The next line tells Everyauth how to find a user object based on the user argument, but because we stored the whole user object in the session and we don’t store user info in findOrCreate, we can just return back the same object:

everyauth.everymodule.findUserById( (user, callback) => {

Last but not least, the line that follows enables Everyauth routes and it must go after cookie and session middleware, but must come before normal routes (e.g., app.get(),


The full source code of the code/ch6/blog-everyauth/app.js file after adding the Everyauth Twitter OAuth1.0 strategy is rather lengthy, so I won't print it here, but you can find it on GitHub at the book's repository.

To run the app, execute $ make start, and don’t forget to replace the Twitter username, consumer key, and secret with yours. Then when you click on the "Sign in with Twitter" button, you'll be redirected to Twitter to authorize this application. After that you'll be redirected back to the localhost app and should see the admin page menu. We have been authorized by a third-party service provider!

Also, the user information is available to your app so it can be stored in the database for future use. If you already gave permissions, the redirect to and from Twitter might happen very fast. I captured the terminal output in Figure 6-7. The logs show each step of Everyauth process such as getting tokens and sending responses. You can customize each step.

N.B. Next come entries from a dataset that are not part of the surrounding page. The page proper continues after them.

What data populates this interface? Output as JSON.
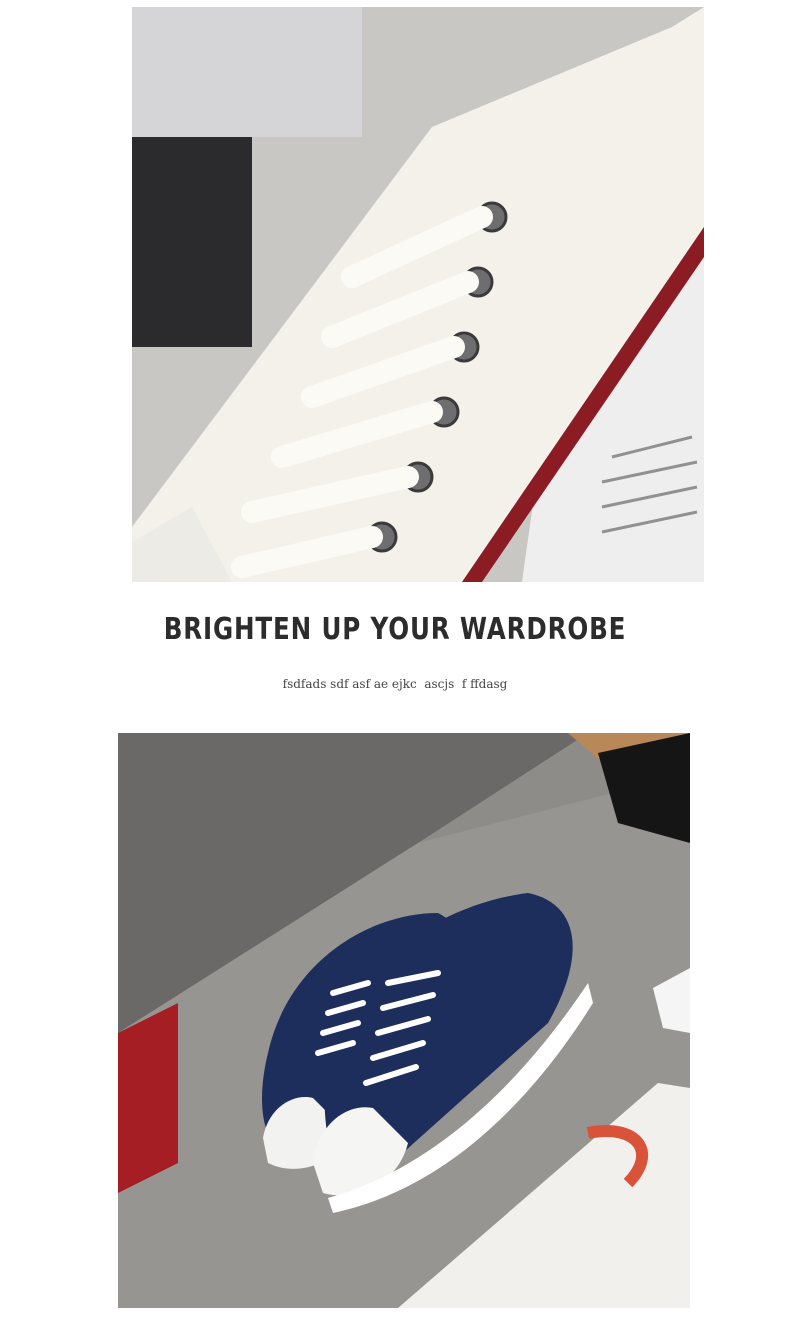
{
  "hero": {
    "top_image_alt": "White canvas sneaker close-up",
    "bottom_image_alt": "Navy canvas sneakers on concrete"
  },
  "promo": {
    "headline": "BRIGHTEN UP YOUR WARDROBE",
    "subtitle": "fsdfads sdf asf ae ejkc  ascjs  f ffdasg"
  },
  "colors": {
    "canvas_white": "#f3f1ea",
    "sole_red": "#8b1c24",
    "canvas_navy": "#1d2d5c",
    "concrete": "#8e8c88"
  }
}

Figure 6-7. Everyauth Twitter strategy with debug mode in action

Auths are important. Good job.


In this chapter, we learned how to implement standard email and password authentication, and used Express.js middleware to protect sensitive pages and endpoints in Blog. Then, we covered OAuth 1.0 and OAuth 2.0 with Everyauth and OAuth modules, respectively.

Now we have a few security options for Blog. In the next chapter, we'll explore Mongoose (, the object-relational mapping object-document mapping (ODM) Node.js library for MongoDB.

The Mongoose library is a good choice for complex systems with a lot of interdependent business logic between entities, because it completely abstracts the database and provides developers with tools to operate with data only via Mongoose objects. The chapter will touch on the main Mongoose classes and methods, explain some of the more advanced concepts, and refactor persistence in Blog.